I hang out with kids. Kids are my best friends right now because they’re willing to listen to my sloooowww Spanish without judgement. And, they’re enthusiastic about teaching me new words and telling me stories, even when I don’t understand. I didn’t believe it when everyone told us during training that kids would be our greatest resource but it’s true, they really are.
I study Spanish. Spanish is still a challenge for me and the main reason I get sad or frustrated sometimes. It can be difficult finding people who have patience and empathy for someone learning a new language let alone find people who want to have a conversation. It’s been a humbling experience to say the least! Outside of talking to people, I try to spend time learning new vocabulary and grammar.
I talk with my host mom.

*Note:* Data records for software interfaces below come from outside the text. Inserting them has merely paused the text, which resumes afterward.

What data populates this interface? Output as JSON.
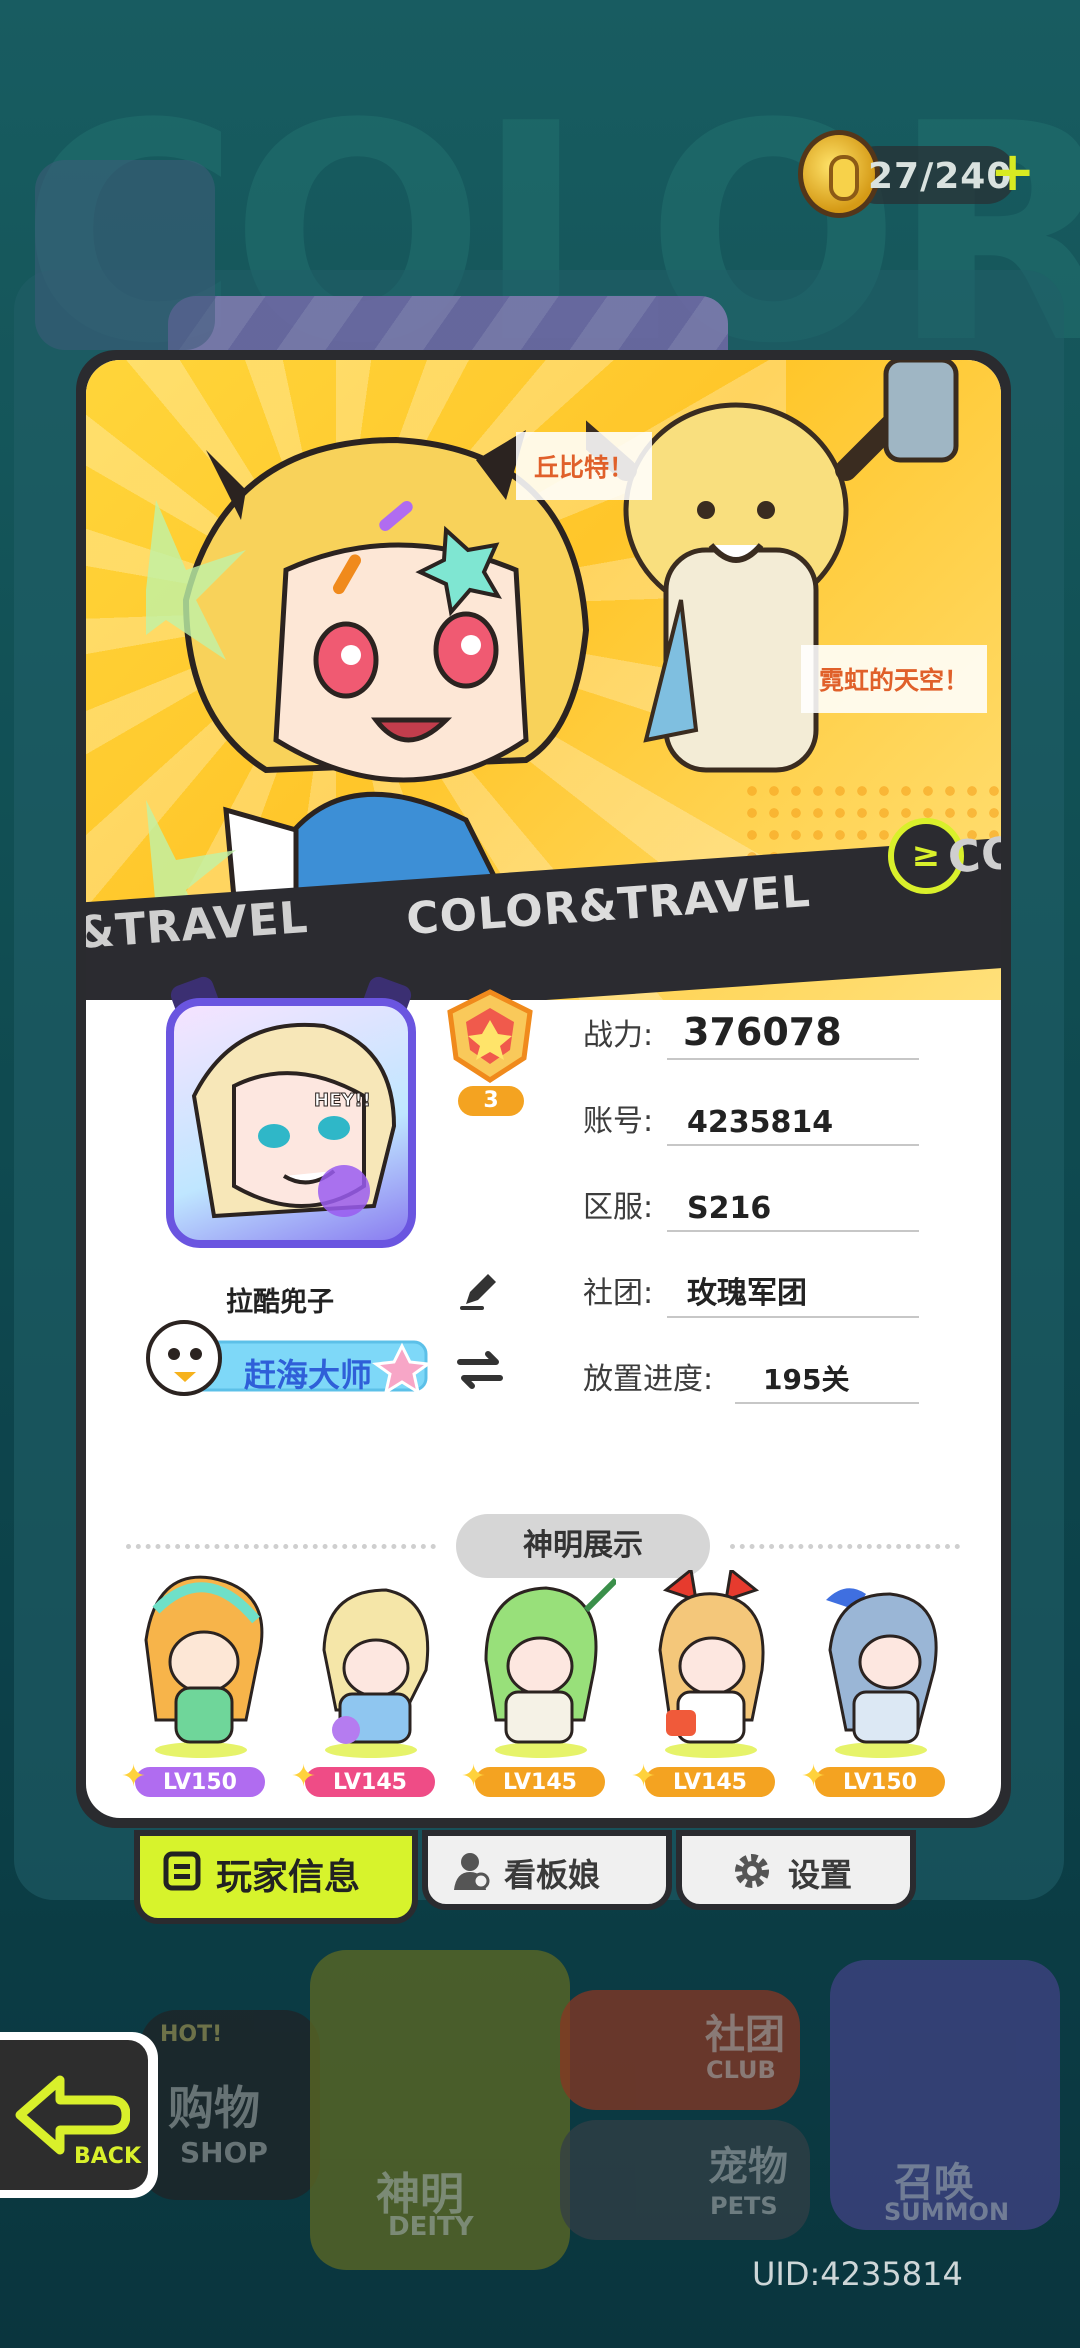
{
  "currency": {
    "label": "27/240",
    "plus": "+"
  },
  "banner": {
    "speech_1": "丘比特！",
    "speech_2": "霓虹的天空！",
    "ribbon_main": "COLOR&TRAVEL",
    "ribbon_left": "&TRAVEL",
    "ribbon_right": "CO",
    "logo_glyph": "≥"
  },
  "profile": {
    "name": "拉酷兜子",
    "rank_level": "3",
    "title_badge": "赶海大师",
    "avatar_tag": "HEY!!"
  },
  "stats": [
    {
      "label": "战力:",
      "value": "376078"
    },
    {
      "label": "账号:",
      "value": "4235814"
    },
    {
      "label": "区服:",
      "value": "S216"
    },
    {
      "label": "社团:",
      "value": "玫瑰军团"
    },
    {
      "label": "放置进度:",
      "value": "195关"
    }
  ],
  "deity": {
    "header": "神明展示",
    "items": [
      {
        "level": "LV150",
        "badge_color": "#b06cf0"
      },
      {
        "level": "LV145",
        "badge_color": "#ef4c86"
      },
      {
        "level": "LV145",
        "badge_color": "#f4a321"
      },
      {
        "level": "LV145",
        "badge_color": "#f4a321"
      },
      {
        "level": "LV150",
        "badge_color": "#f4a321"
      }
    ]
  },
  "tabs": [
    {
      "label": "玩家信息",
      "active": true
    },
    {
      "label": "看板娘",
      "active": false
    },
    {
      "label": "设置",
      "active": false
    }
  ],
  "menu": {
    "shop": "购物",
    "shop_en": "SHOP",
    "shop_hot": "HOT!",
    "deity": "神明",
    "deity_en": "DEITY",
    "club": "社团",
    "club_en": "CLUB",
    "pets": "宠物",
    "pets_en": "PETS",
    "summon": "召唤",
    "summon_en": "SUMMON",
    "back": "BACK"
  },
  "footer": {
    "uid": "UID:4235814"
  },
  "colors": {
    "accent": "#d9f02b",
    "card_border": "#2a2b2f",
    "rank_badge": "#f4a321"
  }
}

My host mom is the sweetest lady EVER. She doesn’t have a mean bone in her body and loves to talk about anything and everything. In the mornings and afternoons I help her around the house, cook, and just spend time with her talking.
I drink coffee. I drink coffee in the morning, in the afternoon and with dinner. Some say it’s a problem. I say it’s a passion. Around 2pm every day all the people of Costa Rica stop what they’re doing and join friends or family for cafecito = coffee and some sort of bread treat (empanadaaass). It’s the best time of the day.

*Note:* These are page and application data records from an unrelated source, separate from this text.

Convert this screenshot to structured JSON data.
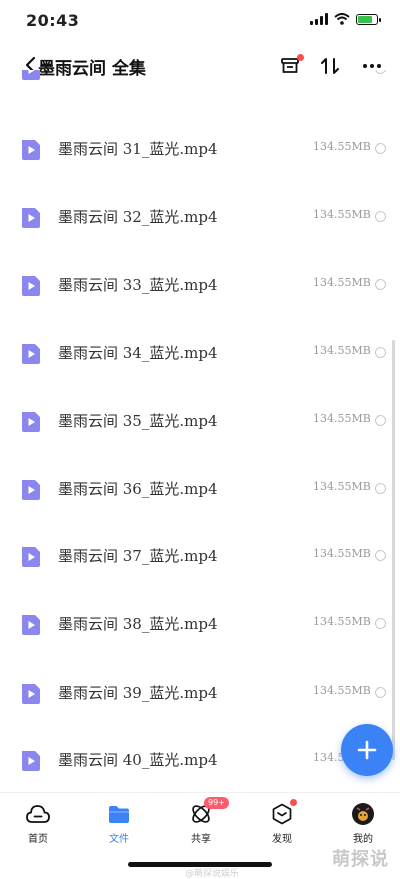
{
  "status_bar": {
    "time": "20:43",
    "battery_level": 0.75,
    "battery_color": "#39c24b"
  },
  "nav": {
    "title": "墨雨云间 全集"
  },
  "files": [
    {
      "name": "墨雨云间 31_蓝光.mp4",
      "size": "134.55MB"
    },
    {
      "name": "墨雨云间 32_蓝光.mp4",
      "size": "134.55MB"
    },
    {
      "name": "墨雨云间 33_蓝光.mp4",
      "size": "134.55MB"
    },
    {
      "name": "墨雨云间 34_蓝光.mp4",
      "size": "134.55MB"
    },
    {
      "name": "墨雨云间 35_蓝光.mp4",
      "size": "134.55MB"
    },
    {
      "name": "墨雨云间 36_蓝光.mp4",
      "size": "134.55MB"
    },
    {
      "name": "墨雨云间 37_蓝光.mp4",
      "size": "134.55MB"
    },
    {
      "name": "墨雨云间 38_蓝光.mp4",
      "size": "134.55MB"
    },
    {
      "name": "墨雨云间 39_蓝光.mp4",
      "size": "134.55MB"
    },
    {
      "name": "墨雨云间 40_蓝光.mp4",
      "size": "134.55MB"
    }
  ],
  "tabs": [
    {
      "label": "首页",
      "icon": "cloud-icon",
      "active": false
    },
    {
      "label": "文件",
      "icon": "folder-icon",
      "active": true
    },
    {
      "label": "共享",
      "icon": "share-icon",
      "active": false,
      "badge": "99+"
    },
    {
      "label": "发现",
      "icon": "discover-icon",
      "active": false,
      "dot": true
    },
    {
      "label": "我的",
      "icon": "avatar-icon",
      "active": false
    }
  ],
  "colors": {
    "accent": "#3b82f6",
    "video_icon": "#8b87ee",
    "badge": "#ff5a6a"
  },
  "watermark": {
    "main": "萌探说",
    "small": "@萌探说娱乐"
  }
}
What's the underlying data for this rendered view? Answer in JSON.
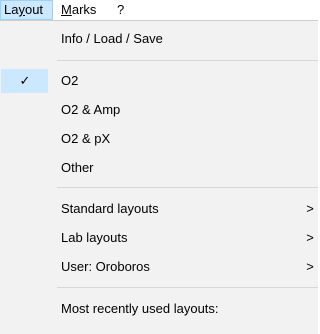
{
  "menubar": {
    "items": [
      {
        "label_pre": "La",
        "label_underline": "y",
        "label_post": "out"
      },
      {
        "label_pre": "",
        "label_underline": "M",
        "label_post": "arks"
      },
      {
        "label_pre": "?",
        "label_underline": "",
        "label_post": ""
      }
    ]
  },
  "dropdown": {
    "info_load_save": "Info / Load / Save",
    "o2": "O2",
    "o2_amp": "O2 & Amp",
    "o2_px": "O2 & pX",
    "other": "Other",
    "standard_layouts": "Standard layouts",
    "lab_layouts": "Lab layouts",
    "user_oroboros": "User: Oroboros",
    "most_recent_header": "Most recently used layouts:",
    "submenu_arrow": ">",
    "check_mark": "✓"
  },
  "colors": {
    "menu_background": "#f2f2f2",
    "highlight": "#cce8ff",
    "highlight_border": "#99d1ff"
  },
  "icons": {
    "check": "check-icon",
    "submenu": "chevron-right-icon"
  }
}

I work. My project partner is a group of women (Asocición de Mujeres de Fila Naranjo) who recently just finished paying off a loan for a beautiful finca (farm) that they bought in Fila Naranjo. The finca has tons of potential. We are trying to turn it into a rural tourism destination but it still needs a lot of work. On Tuesdays and Fridays I work at the finca clearing brush, trails, planting new plants and helping to beautify the farm. On Saturdays, we travel to a feria (like a farmer’s market) where we make and serve breakfasts and lunches from a kitchen to raise money for the association and generate an income for the women.
After completing my first month as a PCV, I feel grateful that I’ve finally started this long anticipated 2-year journey! A month ago, I felt excited, nervous, and scared. I was excited for the new adventures and unknowns, nervous to live in a foreign place and communicate in a foreign language, and scared that doubt would fill my mind and I would discover that this journey, this life, wasn’t for me.
Now here I am a month later, every day feeling more and more at home in this beautiful place, in this beautiful country full of new friendships and discoveries. I don’t know if there will ever come a day over the next 2 years where I don’t feel excited, nervous, scared, or have a moment of doubt, but today I feel strong. I’m taking things one day at a time and it feels good.
I’m looking forward to seeing what Month 2 brings. Pura Vida!